BEGIN Material for the task
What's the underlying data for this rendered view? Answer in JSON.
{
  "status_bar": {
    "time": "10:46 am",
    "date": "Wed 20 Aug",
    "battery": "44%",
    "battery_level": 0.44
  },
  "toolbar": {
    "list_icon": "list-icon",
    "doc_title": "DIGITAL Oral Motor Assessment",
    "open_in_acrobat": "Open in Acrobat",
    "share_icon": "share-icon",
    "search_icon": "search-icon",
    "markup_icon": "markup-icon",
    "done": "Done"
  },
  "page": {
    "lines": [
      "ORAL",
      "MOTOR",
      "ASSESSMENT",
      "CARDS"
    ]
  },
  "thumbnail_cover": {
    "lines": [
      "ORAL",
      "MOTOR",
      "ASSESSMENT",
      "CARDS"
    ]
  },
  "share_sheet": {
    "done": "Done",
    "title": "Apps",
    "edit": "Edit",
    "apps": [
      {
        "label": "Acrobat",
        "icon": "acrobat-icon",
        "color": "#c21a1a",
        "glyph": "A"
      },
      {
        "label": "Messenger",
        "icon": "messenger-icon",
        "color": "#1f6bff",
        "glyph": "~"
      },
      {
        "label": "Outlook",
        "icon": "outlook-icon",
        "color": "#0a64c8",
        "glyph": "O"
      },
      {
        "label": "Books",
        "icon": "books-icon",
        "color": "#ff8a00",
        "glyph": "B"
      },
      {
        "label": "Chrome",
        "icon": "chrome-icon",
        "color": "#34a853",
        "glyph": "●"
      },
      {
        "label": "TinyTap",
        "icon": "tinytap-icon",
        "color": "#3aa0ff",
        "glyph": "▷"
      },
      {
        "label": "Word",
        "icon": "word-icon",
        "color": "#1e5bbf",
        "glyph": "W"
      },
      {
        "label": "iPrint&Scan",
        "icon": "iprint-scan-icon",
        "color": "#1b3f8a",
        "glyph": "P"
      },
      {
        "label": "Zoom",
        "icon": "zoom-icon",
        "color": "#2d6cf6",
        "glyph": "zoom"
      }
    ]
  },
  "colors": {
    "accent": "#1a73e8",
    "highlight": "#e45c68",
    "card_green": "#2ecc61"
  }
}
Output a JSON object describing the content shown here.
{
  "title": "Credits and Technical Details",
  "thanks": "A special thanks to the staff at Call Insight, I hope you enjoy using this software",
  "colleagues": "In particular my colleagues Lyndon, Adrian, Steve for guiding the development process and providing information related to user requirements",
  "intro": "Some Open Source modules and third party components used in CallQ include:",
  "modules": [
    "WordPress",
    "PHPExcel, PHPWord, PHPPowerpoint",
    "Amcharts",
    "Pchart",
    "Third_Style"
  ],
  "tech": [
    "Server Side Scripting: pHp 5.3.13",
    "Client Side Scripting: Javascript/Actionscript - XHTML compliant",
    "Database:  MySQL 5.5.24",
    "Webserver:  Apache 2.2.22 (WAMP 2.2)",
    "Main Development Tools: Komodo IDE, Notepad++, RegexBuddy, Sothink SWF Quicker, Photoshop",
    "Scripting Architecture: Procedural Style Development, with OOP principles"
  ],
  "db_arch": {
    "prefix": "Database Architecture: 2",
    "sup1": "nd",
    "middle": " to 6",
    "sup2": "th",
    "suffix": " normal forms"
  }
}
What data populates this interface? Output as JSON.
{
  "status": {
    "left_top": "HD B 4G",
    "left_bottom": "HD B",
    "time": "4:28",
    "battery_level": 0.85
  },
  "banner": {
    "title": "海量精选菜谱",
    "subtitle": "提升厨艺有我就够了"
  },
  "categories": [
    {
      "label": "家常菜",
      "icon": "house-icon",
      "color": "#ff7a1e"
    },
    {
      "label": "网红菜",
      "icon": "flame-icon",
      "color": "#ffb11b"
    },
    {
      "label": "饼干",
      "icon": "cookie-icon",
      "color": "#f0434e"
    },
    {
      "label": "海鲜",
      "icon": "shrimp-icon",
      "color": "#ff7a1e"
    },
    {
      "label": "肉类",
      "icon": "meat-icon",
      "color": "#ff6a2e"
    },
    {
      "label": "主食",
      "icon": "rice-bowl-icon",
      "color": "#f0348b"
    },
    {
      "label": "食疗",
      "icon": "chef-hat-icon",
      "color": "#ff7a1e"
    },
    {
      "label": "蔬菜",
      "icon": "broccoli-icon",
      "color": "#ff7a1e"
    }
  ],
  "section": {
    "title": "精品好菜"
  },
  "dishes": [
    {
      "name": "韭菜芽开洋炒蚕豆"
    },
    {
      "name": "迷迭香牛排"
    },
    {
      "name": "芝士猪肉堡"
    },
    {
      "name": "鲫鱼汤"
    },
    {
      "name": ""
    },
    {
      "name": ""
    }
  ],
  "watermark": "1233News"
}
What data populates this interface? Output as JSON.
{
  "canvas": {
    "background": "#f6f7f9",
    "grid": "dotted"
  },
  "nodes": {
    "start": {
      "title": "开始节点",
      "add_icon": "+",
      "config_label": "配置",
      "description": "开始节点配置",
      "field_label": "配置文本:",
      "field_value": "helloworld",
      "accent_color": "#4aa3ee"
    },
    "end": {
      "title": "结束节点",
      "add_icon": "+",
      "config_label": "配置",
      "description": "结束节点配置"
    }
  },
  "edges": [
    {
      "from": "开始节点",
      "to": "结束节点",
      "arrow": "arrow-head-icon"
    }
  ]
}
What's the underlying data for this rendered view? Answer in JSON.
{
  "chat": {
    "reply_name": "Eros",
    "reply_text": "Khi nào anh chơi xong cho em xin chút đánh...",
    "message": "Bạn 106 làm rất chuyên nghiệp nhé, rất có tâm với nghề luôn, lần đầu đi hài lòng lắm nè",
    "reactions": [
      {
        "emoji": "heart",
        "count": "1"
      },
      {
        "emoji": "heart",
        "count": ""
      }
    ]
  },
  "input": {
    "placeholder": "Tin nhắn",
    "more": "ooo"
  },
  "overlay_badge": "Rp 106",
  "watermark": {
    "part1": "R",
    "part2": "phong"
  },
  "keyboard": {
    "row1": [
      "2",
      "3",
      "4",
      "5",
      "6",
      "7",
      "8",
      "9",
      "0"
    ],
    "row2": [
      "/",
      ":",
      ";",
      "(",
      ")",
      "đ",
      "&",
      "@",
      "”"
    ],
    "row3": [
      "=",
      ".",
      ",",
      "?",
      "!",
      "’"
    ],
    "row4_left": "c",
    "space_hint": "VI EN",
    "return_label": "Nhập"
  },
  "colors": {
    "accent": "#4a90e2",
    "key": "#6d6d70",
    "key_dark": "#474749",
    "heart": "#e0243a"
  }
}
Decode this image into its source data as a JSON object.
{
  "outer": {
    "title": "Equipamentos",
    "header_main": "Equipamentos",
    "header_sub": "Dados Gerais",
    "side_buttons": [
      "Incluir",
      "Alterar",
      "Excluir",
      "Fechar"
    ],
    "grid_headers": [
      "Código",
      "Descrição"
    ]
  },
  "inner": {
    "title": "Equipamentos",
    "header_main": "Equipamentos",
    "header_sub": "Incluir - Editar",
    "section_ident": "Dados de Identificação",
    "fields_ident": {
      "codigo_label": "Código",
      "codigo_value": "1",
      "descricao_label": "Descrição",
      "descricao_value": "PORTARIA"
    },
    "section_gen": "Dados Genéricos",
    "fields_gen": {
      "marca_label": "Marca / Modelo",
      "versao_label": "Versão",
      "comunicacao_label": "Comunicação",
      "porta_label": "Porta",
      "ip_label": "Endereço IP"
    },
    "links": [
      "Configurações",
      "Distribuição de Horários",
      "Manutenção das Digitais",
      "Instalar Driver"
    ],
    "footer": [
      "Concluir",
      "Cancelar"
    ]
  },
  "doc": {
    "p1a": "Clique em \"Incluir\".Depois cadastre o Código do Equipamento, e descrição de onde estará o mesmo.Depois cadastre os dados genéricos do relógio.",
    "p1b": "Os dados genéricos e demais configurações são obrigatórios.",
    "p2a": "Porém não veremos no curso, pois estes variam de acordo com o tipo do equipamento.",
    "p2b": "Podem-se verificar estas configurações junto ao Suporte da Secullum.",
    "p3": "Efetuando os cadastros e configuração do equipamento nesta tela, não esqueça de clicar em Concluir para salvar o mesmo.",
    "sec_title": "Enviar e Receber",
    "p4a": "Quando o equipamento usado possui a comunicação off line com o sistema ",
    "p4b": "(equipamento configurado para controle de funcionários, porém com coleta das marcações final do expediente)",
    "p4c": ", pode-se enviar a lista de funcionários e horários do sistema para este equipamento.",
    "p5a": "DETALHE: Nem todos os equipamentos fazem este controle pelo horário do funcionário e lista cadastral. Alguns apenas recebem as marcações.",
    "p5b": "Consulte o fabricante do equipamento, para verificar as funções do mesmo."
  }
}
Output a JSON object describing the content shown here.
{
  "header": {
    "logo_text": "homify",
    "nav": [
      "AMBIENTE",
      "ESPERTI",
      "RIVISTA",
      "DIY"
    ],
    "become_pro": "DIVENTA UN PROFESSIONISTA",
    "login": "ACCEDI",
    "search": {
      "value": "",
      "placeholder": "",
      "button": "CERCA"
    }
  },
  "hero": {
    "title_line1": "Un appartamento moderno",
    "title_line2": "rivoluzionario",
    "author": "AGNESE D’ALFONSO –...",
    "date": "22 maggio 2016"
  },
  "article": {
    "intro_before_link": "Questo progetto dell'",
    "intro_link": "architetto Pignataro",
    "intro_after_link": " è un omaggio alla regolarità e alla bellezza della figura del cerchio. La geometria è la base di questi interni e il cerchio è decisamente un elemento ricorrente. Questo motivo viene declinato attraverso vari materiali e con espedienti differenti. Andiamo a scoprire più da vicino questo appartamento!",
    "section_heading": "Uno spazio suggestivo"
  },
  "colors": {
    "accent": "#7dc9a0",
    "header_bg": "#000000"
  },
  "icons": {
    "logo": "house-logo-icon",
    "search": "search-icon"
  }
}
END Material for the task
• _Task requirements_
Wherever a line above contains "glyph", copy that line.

• _Task solution_
        "glyph": "A"
        "glyph": "~"
        "glyph": "O"
        "glyph": "B"
        "glyph": "●"
        "glyph": "▷"
        "glyph": "W"
        "glyph": "P"
        "glyph": "zoom"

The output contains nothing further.